What to exclude from your review:

Please do not write about reviews, commentary, or information posted on the product page. If you see any errors in the information on the product page, please send us an email.

Reviews should not contain any of the following:

  • - HTML tags, profanity, obscenities, vulgarities, or comments that defame anyone
  • - Time-sensitive information such as tour dates, signings, lectures, etc.
  • - Single-word reviews. Other people will read your review to discover why you liked or didn't like the title. Be descriptive.
  • - Comments focusing on the author or that may ruin the ending for others
  • - Phone numbers, addresses, URLs
  • - Pricing and availability information or alternative ordering information
  • - Advertisements or commercial solicitation

Reminder:

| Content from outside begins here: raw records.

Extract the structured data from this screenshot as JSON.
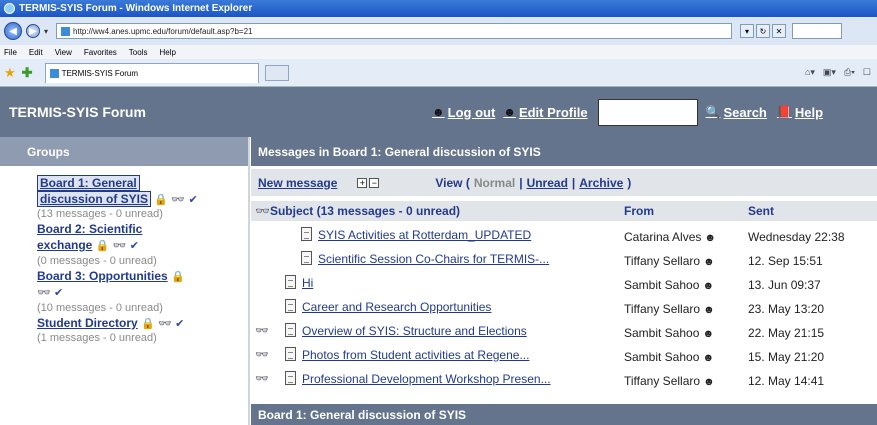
{
  "browser": {
    "window_title": "TERMIS-SYIS Forum - Windows Internet Explorer",
    "url": "http://ww4.anes.upmc.edu/forum/default.asp?b=21",
    "menu": [
      "File",
      "Edit",
      "View",
      "Favorites",
      "Tools",
      "Help"
    ],
    "tab_title": "TERMIS-SYIS Forum"
  },
  "header": {
    "forum_title": "TERMIS-SYIS Forum",
    "logout": "Log out",
    "edit_profile": "Edit Profile",
    "search_value": "",
    "search": "Search",
    "help": "Help"
  },
  "groups": {
    "title": "Groups",
    "boards": [
      {
        "name_line1": "Board 1: General",
        "name_line2": "discussion of SYIS",
        "meta": "(13 messages - 0 unread)"
      },
      {
        "name_line1": "Board 2: Scientific",
        "name_line2": "exchange",
        "meta": "(0 messages - 0 unread)"
      },
      {
        "name_line1": "Board 3: Opportunities",
        "name_line2": "",
        "meta": "(10 messages - 0 unread)"
      },
      {
        "name_line1": "Student Directory",
        "name_line2": "",
        "meta": "(1 messages - 0 unread)"
      }
    ]
  },
  "messages": {
    "title": "Messages in Board 1: General discussion of SYIS",
    "new_message": "New message",
    "view_label": "View (",
    "view_normal": "Normal",
    "view_unread": "Unread",
    "view_archive": "Archive",
    "view_close": ")",
    "col_subject": "Subject (13  messages  - 0  unread)",
    "col_from": "From",
    "col_sent": "Sent",
    "rows": [
      {
        "subject": "SYIS Activities at Rotterdam_UPDATED",
        "from": "Catarina Alves",
        "sent": "Wednesday  22:38",
        "watched": false,
        "indent": 2
      },
      {
        "subject": "Scientific Session Co-Chairs for TERMIS-...",
        "from": "Tiffany Sellaro",
        "sent": "12. Sep 15:51",
        "watched": false,
        "indent": 2
      },
      {
        "subject": "Hi",
        "from": "Sambit Sahoo",
        "sent": "13. Jun 09:37",
        "watched": false,
        "indent": 1
      },
      {
        "subject": "Career and Research Opportunities",
        "from": "Tiffany Sellaro",
        "sent": "23. May 13:20",
        "watched": false,
        "indent": 1
      },
      {
        "subject": "Overview of SYIS: Structure and Elections",
        "from": "Sambit Sahoo",
        "sent": "22. May 21:15",
        "watched": true,
        "indent": 1
      },
      {
        "subject": "Photos from Student activities at Regene...",
        "from": "Sambit Sahoo",
        "sent": "15. May 21:20",
        "watched": true,
        "indent": 1
      },
      {
        "subject": "Professional Development Workshop Presen...",
        "from": "Tiffany Sellaro",
        "sent": "12. May 14:41",
        "watched": true,
        "indent": 1
      }
    ],
    "footer": "Board 1: General discussion of SYIS"
  }
}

  • - By submitting a review, you grant to Barnes & Noble.com and its sublicensees the royalty-free, perpetual, irrevocable right and license to use the review in accordance with the Barnes & Noble.com Terms of Use.
  • - Barnes & Noble.com reserves the right not to post any review -- particularly those that do not follow the terms and conditions of these Rules. Barnes & Noble.com also reserves the right to remove any review at any time without notice.
  • - See Terms of Use for other conditions and disclaimers.
Search for Products You'd Like to Recommend

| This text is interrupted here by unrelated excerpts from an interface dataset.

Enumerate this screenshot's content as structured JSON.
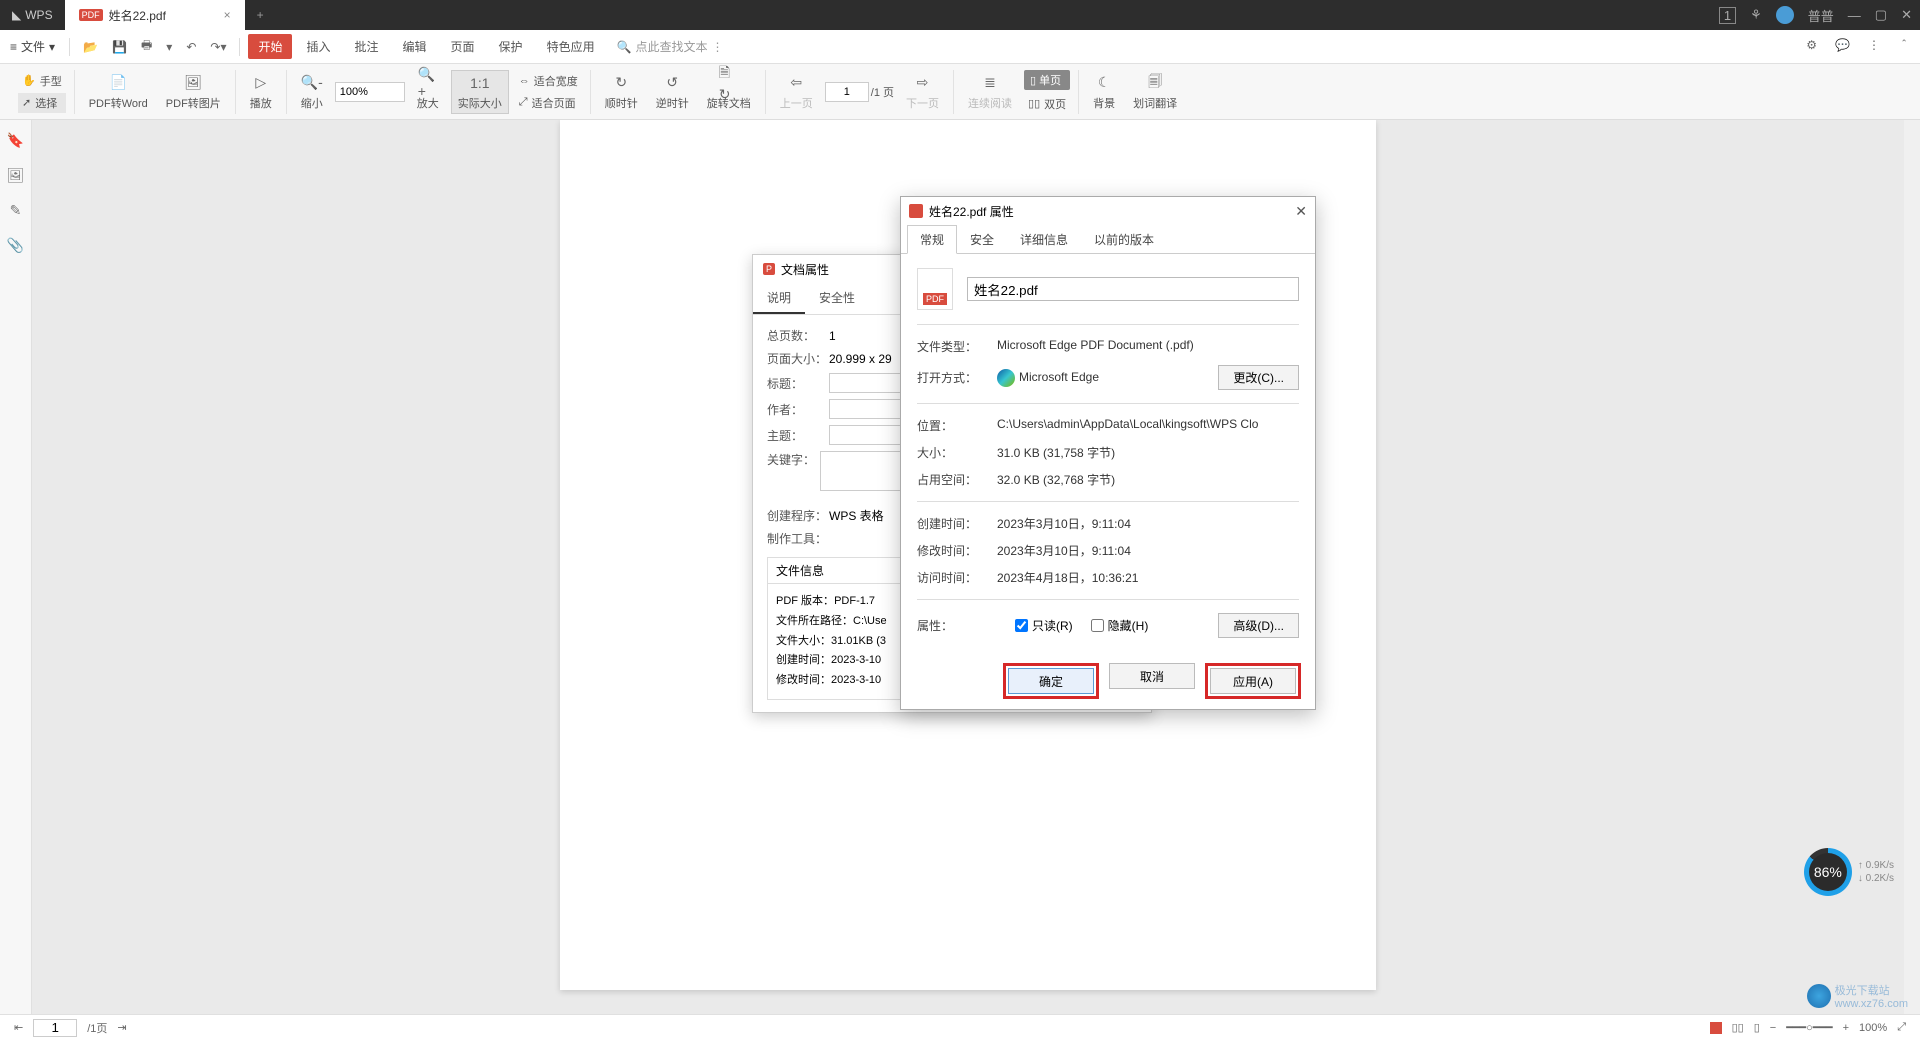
{
  "titlebar": {
    "app": "WPS",
    "tab_name": "姓名22.pdf",
    "tab_close": "×",
    "add_tab": "+",
    "badge_number": "1",
    "user_name": "普普",
    "min": "—",
    "max": "▢",
    "close": "✕"
  },
  "menubar": {
    "file_icon": "≡",
    "file": "文件",
    "dropdown": "▾",
    "tabs": [
      "开始",
      "插入",
      "批注",
      "编辑",
      "页面",
      "保护",
      "特色应用"
    ],
    "search_placeholder": "点此查找文本",
    "search_icon": "🔍"
  },
  "toolbar": {
    "hand": "手型",
    "select": "选择",
    "pdf_to_word": "PDF转Word",
    "pdf_to_image": "PDF转图片",
    "play": "播放",
    "zoom": "缩小",
    "zoom_value": "100%",
    "zoom_in": "放大",
    "actual_size": "实际大小",
    "fit_width": "适合宽度",
    "fit_page": "适合页面",
    "rotate_cw": "顺时针",
    "rotate_ccw": "逆时针",
    "rotate_doc": "旋转文档",
    "prev_page": "上一页",
    "page_value": "1",
    "page_total": "/1 页",
    "next_page": "下一页",
    "continuous": "连续阅读",
    "single_page": "单页",
    "double_page": "双页",
    "background": "背景",
    "translate": "划词翻译"
  },
  "docprops": {
    "title": "文档属性",
    "tab_desc": "说明",
    "tab_security": "安全性",
    "total_pages_lbl": "总页数：",
    "total_pages_val": "1",
    "page_size_lbl": "页面大小：",
    "page_size_val": "20.999 x 29",
    "title_lbl": "标题：",
    "author_lbl": "作者：",
    "subject_lbl": "主题：",
    "keywords_lbl": "关键字：",
    "creator_lbl": "创建程序：",
    "creator_val": "WPS 表格",
    "producer_lbl": "制作工具：",
    "section_fileinfo": "文件信息",
    "pdf_ver_lbl": "PDF 版本：",
    "pdf_ver_val": "PDF-1.7",
    "path_lbl": "文件所在路径：",
    "path_val": "C:\\Use",
    "filesize_lbl": "文件大小：",
    "filesize_val": "31.01KB (3",
    "created_lbl": "创建时间：",
    "created_val": "2023-3-10",
    "modified_lbl": "修改时间：",
    "modified_val": "2023-3-10"
  },
  "winprops": {
    "title": "姓名22.pdf 属性",
    "close": "✕",
    "tabs": [
      "常规",
      "安全",
      "详细信息",
      "以前的版本"
    ],
    "pdf_badge": "PDF",
    "filename": "姓名22.pdf",
    "filetype_lbl": "文件类型：",
    "filetype_val": "Microsoft Edge PDF Document (.pdf)",
    "openwith_lbl": "打开方式：",
    "openwith_val": "Microsoft Edge",
    "change_btn": "更改(C)...",
    "location_lbl": "位置：",
    "location_val": "C:\\Users\\admin\\AppData\\Local\\kingsoft\\WPS Clo",
    "size_lbl": "大小：",
    "size_val": "31.0 KB (31,758 字节)",
    "sizedisk_lbl": "占用空间：",
    "sizedisk_val": "32.0 KB (32,768 字节)",
    "created_lbl": "创建时间：",
    "created_val": "2023年3月10日，9:11:04",
    "modified_lbl": "修改时间：",
    "modified_val": "2023年3月10日，9:11:04",
    "accessed_lbl": "访问时间：",
    "accessed_val": "2023年4月18日，10:36:21",
    "attr_lbl": "属性：",
    "readonly": "只读(R)",
    "hidden": "隐藏(H)",
    "advanced": "高级(D)...",
    "ok": "确定",
    "cancel": "取消",
    "apply": "应用(A)"
  },
  "statusbar": {
    "page_value": "1",
    "page_total": "/1页",
    "zoom": "100%"
  },
  "speed": {
    "pct": "86%",
    "up": "0.9K/s",
    "down": "0.2K/s"
  },
  "watermark": {
    "text": "极光下载站",
    "url": "www.xz76.com"
  }
}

Recommend other products that relate to your review. Just search for them below and share!

Create a Pen Name

Your Pen Name is your unique identity on BN.com. It will appear on the reviews you write and other website activities. Your Pen Name cannot be edited, changed or deleted once submitted.

 
Your Pen Name can be any combination of alphanumeric characters (plus - and _), and must be at least two characters long.

Continue Anonymously
Sort by: Showing all of 2 Customer Reviews
  • Anonymous

    Posted August 23, 2014

    The Long and Stormy Divorce of Britain and India, continued

    Many years after reading The Jewel in the Crown, and watching the excellent television series, I finally delved into the remaining three volumes of the Raj Quartet. All the principal characters from "Jewel" reappear, although told from various perspectives as they were experienced by other protagonists. Daphne Manners and her Indian lover Hari Kumar are still the thread weaving the narrative together. Their tragic last moments in the Bibighar Garden on the night when revolution erupted across the country, become a shadow play behind the screen of Indian history and world war.
    The Jewel in the Crown is a challenging read, as Paul Scott strove to lay out the complex relations between the British, Gandhi's faction, the Indian Congress party, hundreds of major and minor princes and maharajas, hindus, muslims and the millions of ordinary Indians. All the while, the main characters struggle through their lives and relationships.
    The Day of the Scorpion is much shorter, and maintains a much better balance between history, cultural clashes, and individual human experience. "Scorpion" also expands the telling of the central story of love and tragedy, while retaining a captivating mixture of suspense and surprise.
    If you enjoyed "Jewel" The Day of the Scorpion is a definite second course -- drawing you on toward the third and fourth volumes of the series.

    Was this review helpful? Yes  No   Report this review
  • Anonymous

    Posted May 17, 2010

    No text was provided for this review.

Sort by: Showing all of 2 Customer Reviews

If you find inappropriate content, please report it to Barnes & Noble
Why is this product inappropriate?
Comments (optional)